Travel and tourism leaders in Brazil engaged in a burst of celebratory self-congratulations last week after it had waged a furious campaign and effectively killed a 25 percent tax that would have affected travel packages purchased abroad by tour operators—with the cost passed along to consumers or absorbed by the operators themselves. The episode triggered a never-before-seen demonstration of outrage on the part of the industry, warranting special meetings between government officials and industry leaders that received non-stop attention on the part of the news media. So important had the issue become in less than two months that the country’s Minister of Tourism, Henrique Eduardo Alves, decided to forego formality and release immediately, via Twitter the news of a provisional measure eliminating the tax.
What started the controversy is that Brazil’s federal government chose last December not to renew a tax exemption on bank transfers/remittances of funds abroad. The action ended a policy of exempting international bank transfers of up to 20,000 reais (about $5,300 at the current exchange rate) from a 25 percent levy on one’s income tax return. The exemption, which was approved by Brazil’s Department of Federal Revenue (it is commonly referred to as Receita Federal), had been in effect since 2011.
By early last week, Congress had passed and President Dilma Rousseff had signed into law the provisional measure reducing the tax on remittances abroad from 25 percent (a de facto 33 percent by the time other charges are incorporated) to 6 percent (an effective 6.38 percent)—the same as credit card purchases made by Brazilians abroad.
Did the tax and/or its provisional elimination have any impact on business and will its provisional elimination have any impact on future business?
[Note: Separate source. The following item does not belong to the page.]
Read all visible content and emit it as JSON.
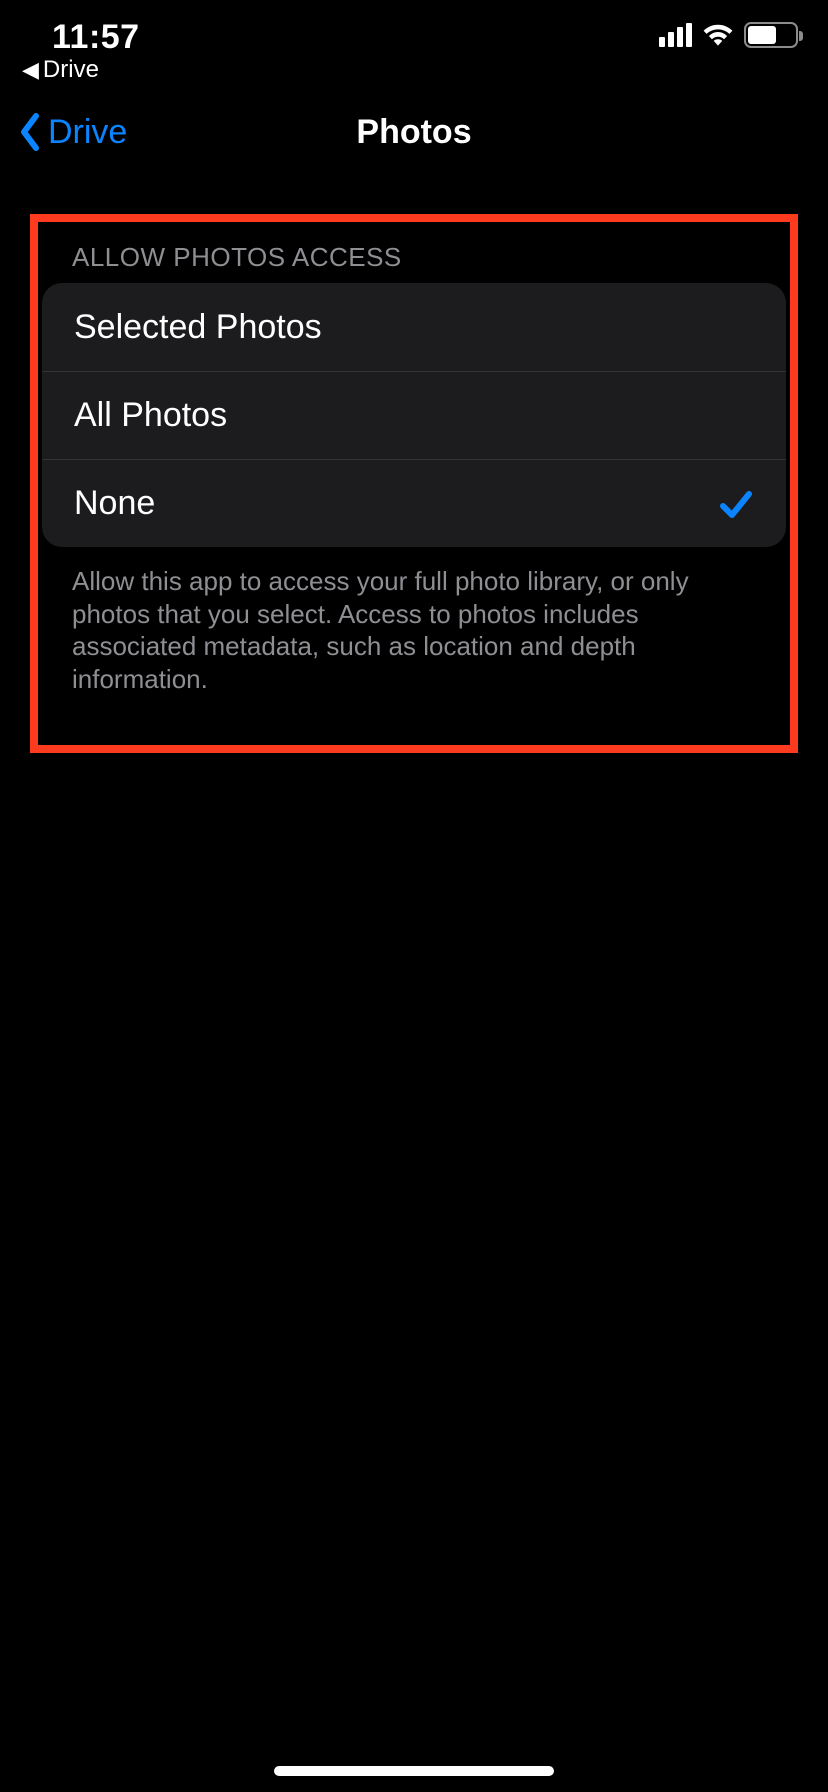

We posed the questions to Celyta Jackson, vice president of RDP, Inc., a Miami-based global marketing and communications firm who has extensive experience with the Brazilian market (she had earlier predicted to the Inbound Report that Congress would likely take action on the 25 percent tax by the first week of March, which is what happened), who told us: “I don’t believe we’ll see a surge in Brazilian spending in the U.S. because of the reduction. The 25 percent tax was in place for only two months. Not truly long enough to impact travel pricing severely or have dire consequences for jobs.”
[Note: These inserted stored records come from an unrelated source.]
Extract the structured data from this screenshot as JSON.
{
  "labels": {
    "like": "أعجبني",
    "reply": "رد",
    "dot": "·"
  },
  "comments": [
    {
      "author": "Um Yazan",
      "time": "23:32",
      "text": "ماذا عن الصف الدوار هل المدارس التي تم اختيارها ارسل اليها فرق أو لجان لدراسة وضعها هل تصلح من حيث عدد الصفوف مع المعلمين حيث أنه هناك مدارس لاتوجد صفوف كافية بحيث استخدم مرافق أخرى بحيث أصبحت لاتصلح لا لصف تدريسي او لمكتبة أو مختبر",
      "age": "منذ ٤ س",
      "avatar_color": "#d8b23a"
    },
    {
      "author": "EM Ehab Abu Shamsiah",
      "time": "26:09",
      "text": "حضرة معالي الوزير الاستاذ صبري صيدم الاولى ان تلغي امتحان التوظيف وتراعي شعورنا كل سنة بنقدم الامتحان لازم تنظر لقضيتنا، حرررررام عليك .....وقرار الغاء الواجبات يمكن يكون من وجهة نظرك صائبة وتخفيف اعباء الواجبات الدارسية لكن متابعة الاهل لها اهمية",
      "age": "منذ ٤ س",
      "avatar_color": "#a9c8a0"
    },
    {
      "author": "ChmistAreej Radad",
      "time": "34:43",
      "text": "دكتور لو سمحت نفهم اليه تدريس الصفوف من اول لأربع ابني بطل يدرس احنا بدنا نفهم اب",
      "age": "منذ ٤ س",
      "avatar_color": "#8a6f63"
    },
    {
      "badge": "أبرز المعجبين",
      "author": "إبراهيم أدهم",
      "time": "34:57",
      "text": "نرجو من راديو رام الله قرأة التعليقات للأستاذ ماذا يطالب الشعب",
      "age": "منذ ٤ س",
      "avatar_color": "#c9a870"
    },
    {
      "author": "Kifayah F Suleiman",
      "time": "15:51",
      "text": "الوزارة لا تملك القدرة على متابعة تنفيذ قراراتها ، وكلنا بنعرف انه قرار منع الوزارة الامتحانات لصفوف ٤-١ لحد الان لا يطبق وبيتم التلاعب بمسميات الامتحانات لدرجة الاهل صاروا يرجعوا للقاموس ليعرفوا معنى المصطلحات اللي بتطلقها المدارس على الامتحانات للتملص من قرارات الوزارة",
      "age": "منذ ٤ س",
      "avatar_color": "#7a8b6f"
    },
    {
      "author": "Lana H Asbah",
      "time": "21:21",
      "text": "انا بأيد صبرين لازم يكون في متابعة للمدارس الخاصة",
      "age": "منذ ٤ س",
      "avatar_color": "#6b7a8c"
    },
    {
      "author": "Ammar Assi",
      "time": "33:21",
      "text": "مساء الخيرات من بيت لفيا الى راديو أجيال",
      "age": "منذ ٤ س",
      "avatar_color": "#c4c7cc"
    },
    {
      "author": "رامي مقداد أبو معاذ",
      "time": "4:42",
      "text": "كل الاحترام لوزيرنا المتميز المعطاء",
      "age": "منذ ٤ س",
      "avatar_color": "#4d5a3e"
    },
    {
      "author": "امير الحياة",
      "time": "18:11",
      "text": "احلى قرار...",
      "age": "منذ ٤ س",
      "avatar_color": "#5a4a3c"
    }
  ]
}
Then, echoing a theme struck in different news accounts of the development, Jackson said, “What is important to me is what I see as a new maturity from BRAZTOA (Brazilian Tour Operators Association)—learning to become effective advocates for the tourism industry and to ‘play nice’ with government … channeling change through law and reason can work in Brazil,” adding, “Braztoa must continue to be a watchdog and pro-active advocate for the industry. I believe they will be.”
The celebratory tone is likely to be heard and repeated many times over next week (March 15-16) at the FÓRUM PANROTAS in São Paulo. Sponsored by the trade publication, PANROTAS, the forum is recognized as “the” industry event each year, attracting about 1,500 leaders from every sector of the travel and tourism industry, as well as government officials. (For more information, visit www.panrotas.com.br/forum.)